[Page and application data records]
=======

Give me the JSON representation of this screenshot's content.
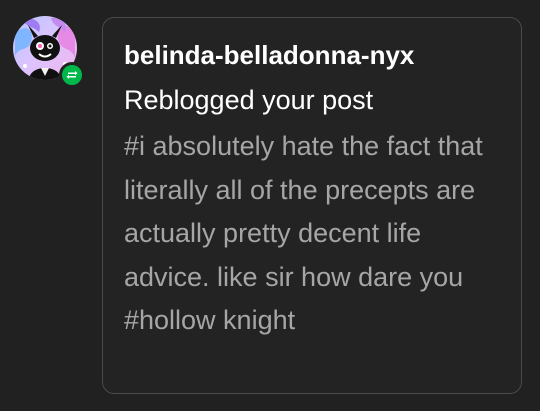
{
  "activity": {
    "username": "belinda-belladonna-nyx",
    "action": "Reblogged your post",
    "tags": [
      "#i absolutely hate the fact that literally all of the precepts are actually pretty decent life advice. like sir how dare you",
      "#hollow knight"
    ]
  },
  "colors": {
    "background": "#212121",
    "card_border": "#4a4a4a",
    "username": "#ffffff",
    "tags": "#a6a6a6",
    "reblog_badge": "#00b84a"
  },
  "icons": {
    "avatar": "avatar-image",
    "badge": "reblog-icon"
  }
}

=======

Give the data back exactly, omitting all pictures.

# Written answer
Give me the JSON representation of this screenshot's content.
{
  "activity": {
    "username": "belinda-belladonna-nyx",
    "action": "Reblogged your post",
    "tags": [
      "#i absolutely hate the fact that literally all of the precepts are actually pretty decent life advice. like sir how dare you",
      "#hollow knight"
    ]
  },
  "colors": {
    "background": "#212121",
    "card_border": "#4a4a4a",
    "username": "#ffffff",
    "tags": "#a6a6a6",
    "reblog_badge": "#00b84a"
  },
  "icons": {
    "avatar": "avatar-image",
    "badge": "reblog-icon"
  }
}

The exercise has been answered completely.